■ RECORDS PROVIDED:
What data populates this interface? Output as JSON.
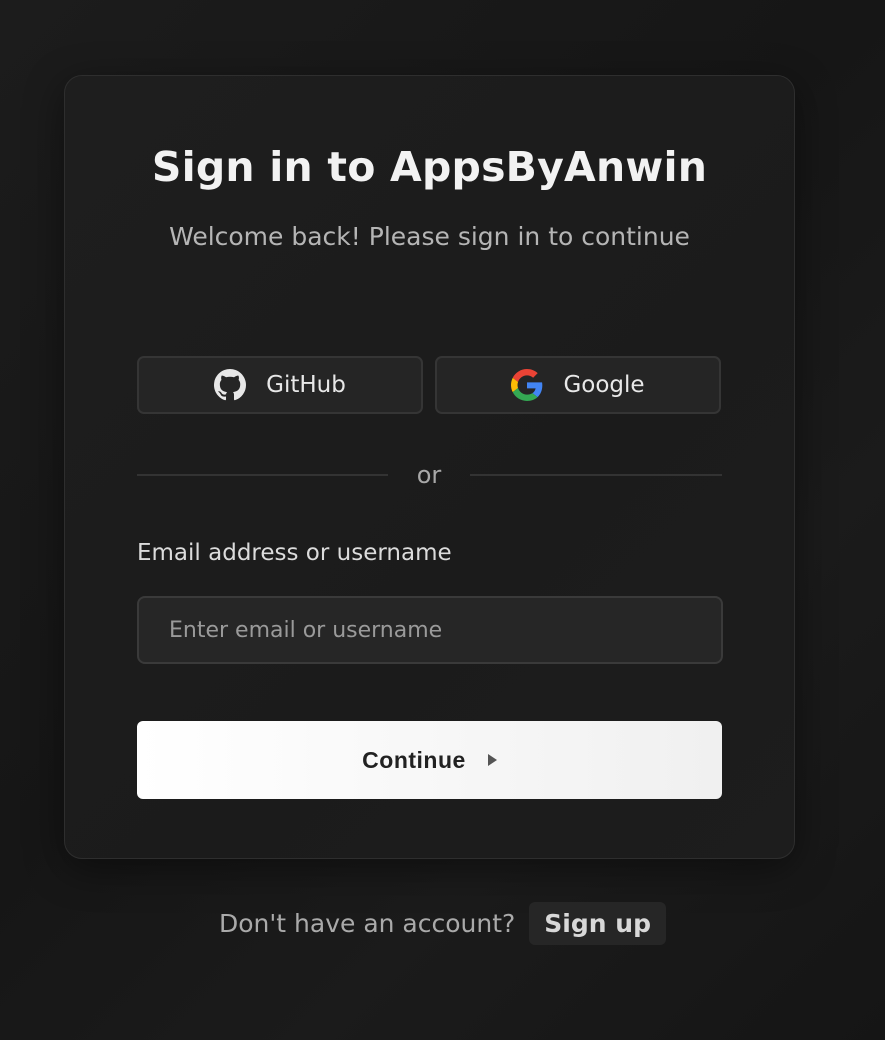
{
  "auth": {
    "title": "Sign in to AppsByAnwin",
    "subtitle": "Welcome back! Please sign in to continue",
    "providers": [
      {
        "label": "GitHub",
        "icon": "github-icon"
      },
      {
        "label": "Google",
        "icon": "google-icon"
      }
    ],
    "divider_text": "or",
    "email_label": "Email address or username",
    "email_placeholder": "Enter email or username",
    "email_value": "",
    "continue_label": "Continue"
  },
  "footer": {
    "prompt": "Don't have an account?",
    "signup_label": "Sign up"
  },
  "colors": {
    "background": "#1a1a1a",
    "card": "#1e1e1e",
    "button_primary": "#ffffff"
  }
}
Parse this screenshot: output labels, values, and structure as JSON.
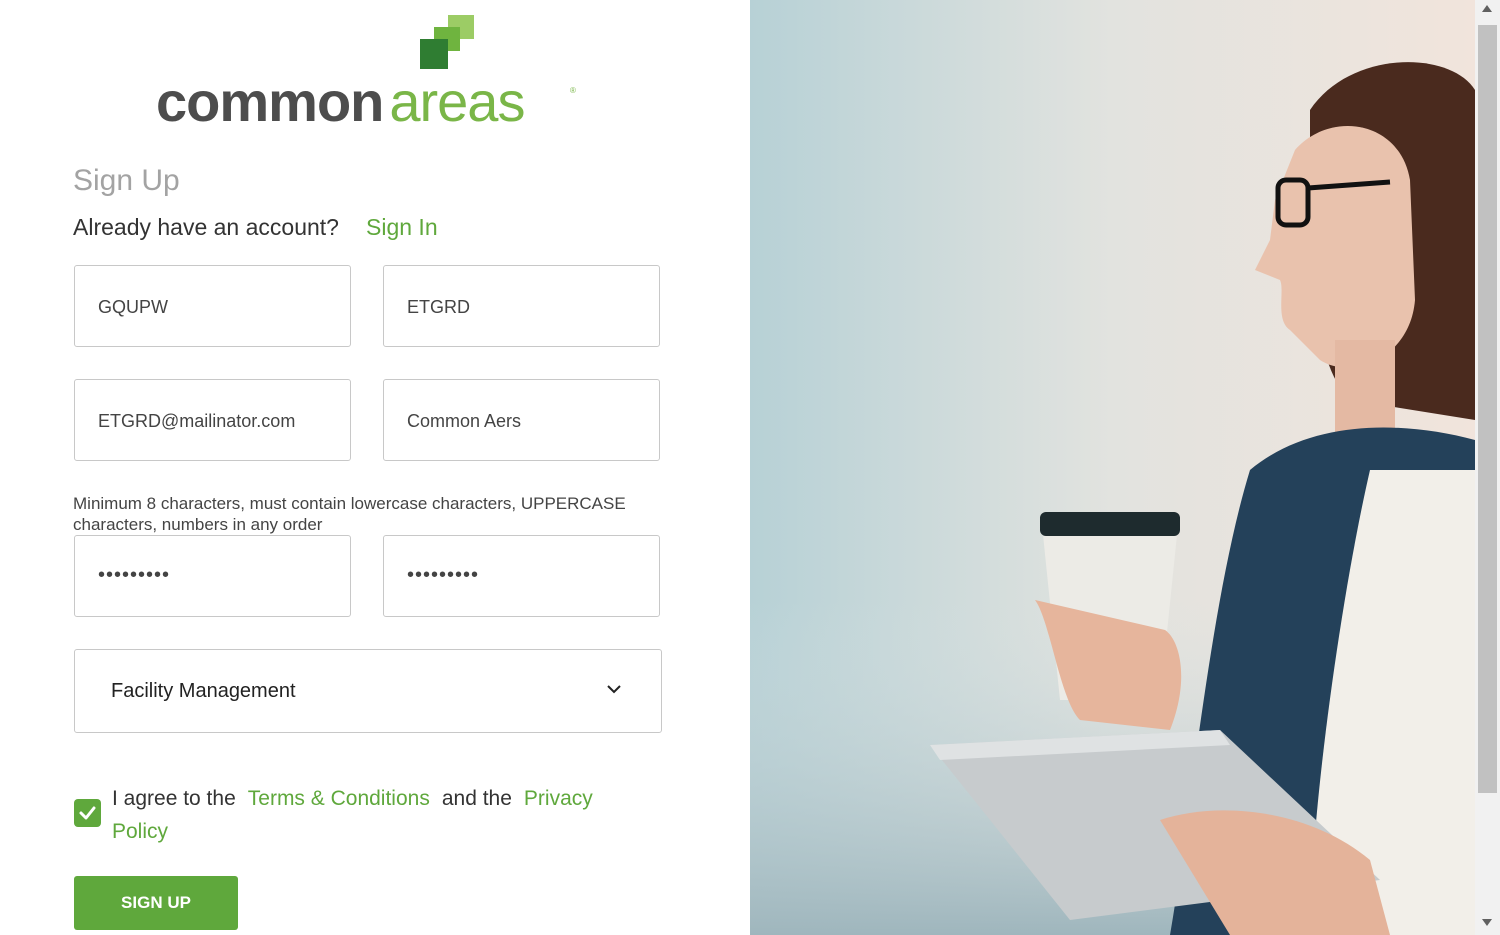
{
  "logo": {
    "word1": "common",
    "word2": "areas",
    "trademark": "®"
  },
  "form": {
    "title": "Sign Up",
    "already_text": "Already have an account?",
    "signin_label": "Sign In",
    "first_name": "GQUPW",
    "last_name": "ETGRD",
    "email": "ETGRD@mailinator.com",
    "company": "Common Aers",
    "password_hint": "Minimum 8 characters, must contain lowercase characters, UPPERCASE characters, numbers in any order",
    "password_mask": "•••••••••",
    "confirm_mask": "•••••••••",
    "role_selected": "Facility Management",
    "agree_prefix": "I agree to the",
    "terms_label": "Terms & Conditions",
    "agree_mid": "and the",
    "privacy_label": "Privacy Policy",
    "signup_label": "SIGN UP"
  },
  "colors": {
    "accent": "#5fa83c",
    "logo_dark": "#4d4d4d",
    "logo_green": "#7ab648"
  },
  "icons": {
    "checkbox": "check-icon",
    "select_arrow": "chevron-down-icon"
  }
}
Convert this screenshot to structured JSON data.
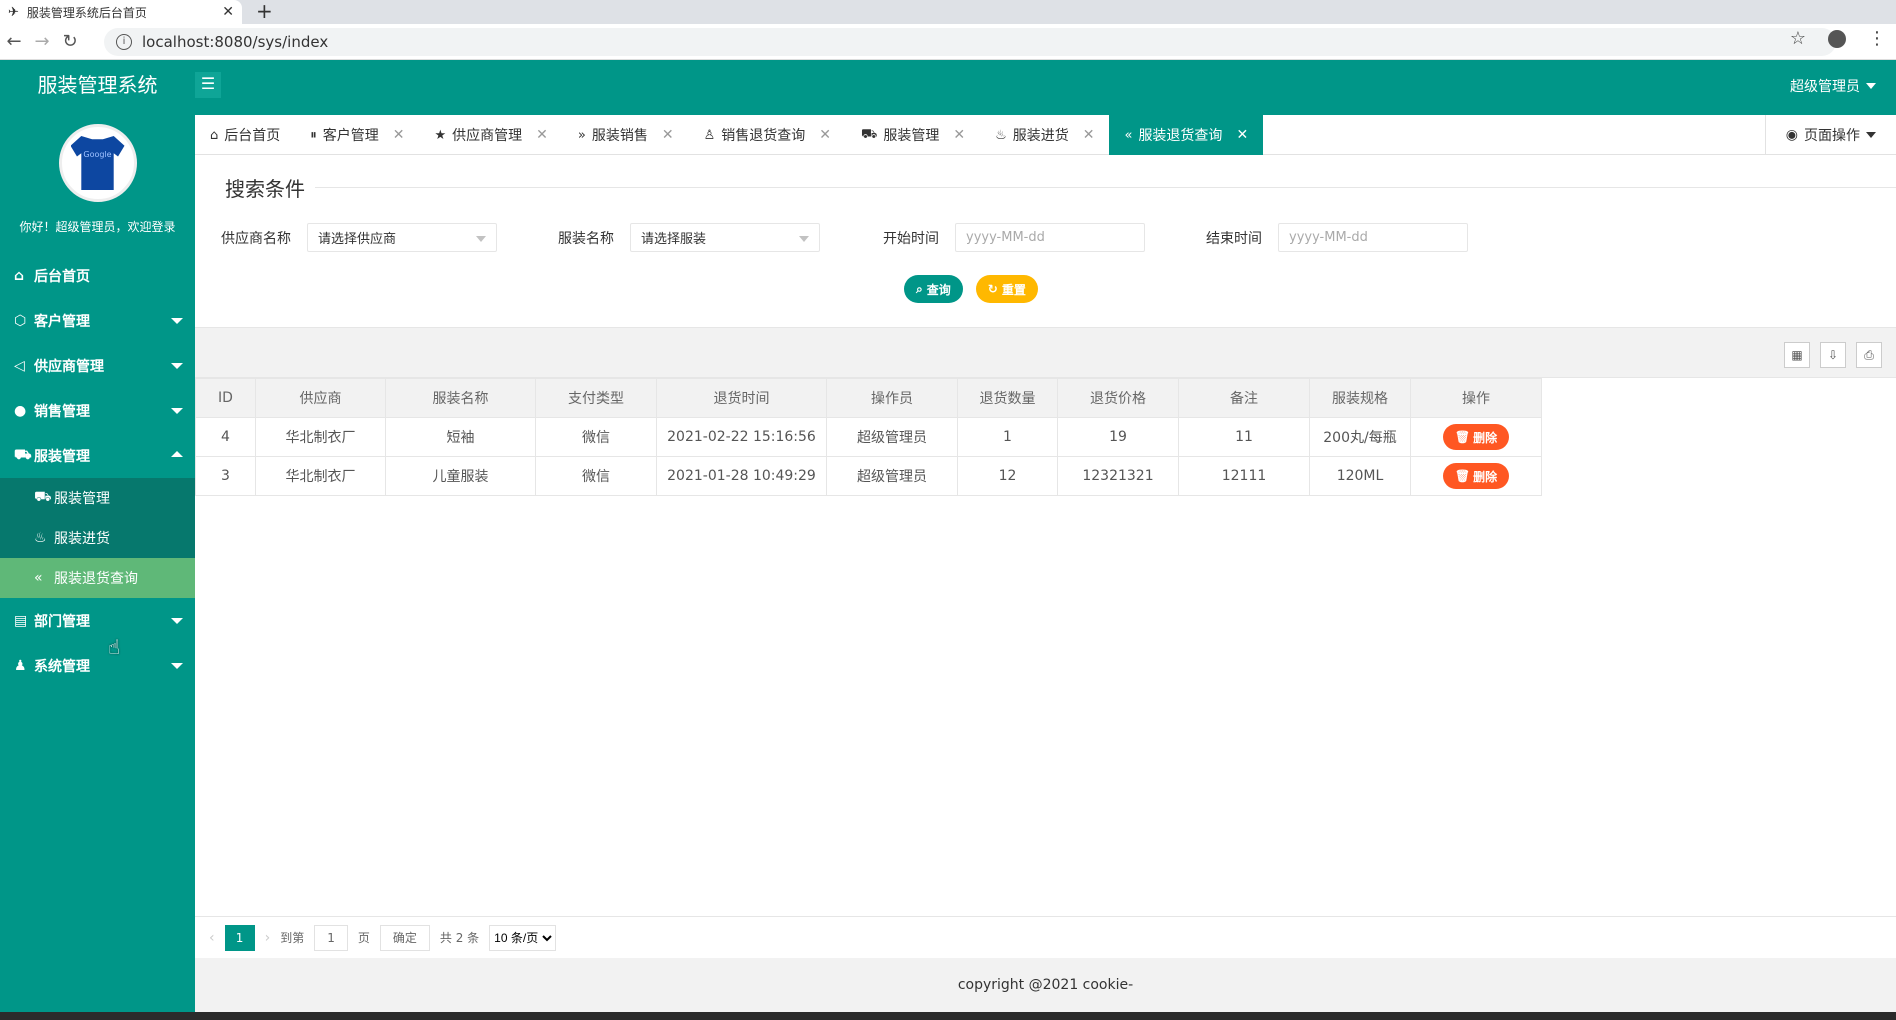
{
  "browser": {
    "tab_title": "服装管理系统后台首页",
    "url": "localhost:8080/sys/index"
  },
  "app": {
    "brand": "服装管理系统",
    "welcome": "你好！超级管理员，欢迎登录",
    "admin_name": "超级管理员",
    "avatar_text": "Google",
    "accent_color": "#009688"
  },
  "sidebar": {
    "items": [
      {
        "label": "后台首页",
        "icon": "home-icon"
      },
      {
        "label": "客户管理",
        "icon": "cube-icon"
      },
      {
        "label": "供应商管理",
        "icon": "speaker-icon"
      },
      {
        "label": "销售管理",
        "icon": "chat-icon"
      },
      {
        "label": "服装管理",
        "icon": "cart-icon"
      },
      {
        "label": "部门管理",
        "icon": "building-icon"
      },
      {
        "label": "系统管理",
        "icon": "user-icon"
      }
    ],
    "sub_items": [
      {
        "label": "服装管理",
        "icon": "cart-icon"
      },
      {
        "label": "服装进货",
        "icon": "fire-icon"
      },
      {
        "label": "服装退货查询",
        "icon": "double-left-icon"
      }
    ]
  },
  "tabs": [
    {
      "label": "后台首页"
    },
    {
      "label": "客户管理"
    },
    {
      "label": "供应商管理"
    },
    {
      "label": "服装销售"
    },
    {
      "label": "销售退货查询"
    },
    {
      "label": "服装管理"
    },
    {
      "label": "服装进货"
    },
    {
      "label": "服装退货查询"
    }
  ],
  "page_ops": "页面操作",
  "search": {
    "title": "搜索条件",
    "supplier_label": "供应商名称",
    "supplier_value": "请选择供应商",
    "clothing_label": "服装名称",
    "clothing_value": "请选择服装",
    "start_label": "开始时间",
    "start_placeholder": "yyyy-MM-dd",
    "end_label": "结束时间",
    "end_placeholder": "yyyy-MM-dd",
    "query_btn": "查询",
    "reset_btn": "重置"
  },
  "table": {
    "headers": [
      "ID",
      "供应商",
      "服装名称",
      "支付类型",
      "退货时间",
      "操作员",
      "退货数量",
      "退货价格",
      "备注",
      "服装规格",
      "操作"
    ],
    "rows": [
      [
        "4",
        "华北制衣厂",
        "短袖",
        "微信",
        "2021-02-22 15:16:56",
        "超级管理员",
        "1",
        "19",
        "11",
        "200丸/每瓶",
        "删除"
      ],
      [
        "3",
        "华北制衣厂",
        "儿童服装",
        "微信",
        "2021-01-28 10:49:29",
        "超级管理员",
        "12",
        "12321321",
        "12111",
        "120ML",
        "删除"
      ]
    ]
  },
  "pager": {
    "current": "1",
    "goto_label": "到第",
    "goto_value": "1",
    "page_unit": "页",
    "confirm": "确定",
    "total": "共 2 条",
    "per_page": "10 条/页"
  },
  "footer": "copyright @2021 cookie-"
}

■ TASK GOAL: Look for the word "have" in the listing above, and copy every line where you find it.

■ SOLUTION TO THIS PROBLEM:
    "prompt": "Don't have an account?",
    "already_text": "Already have an account?",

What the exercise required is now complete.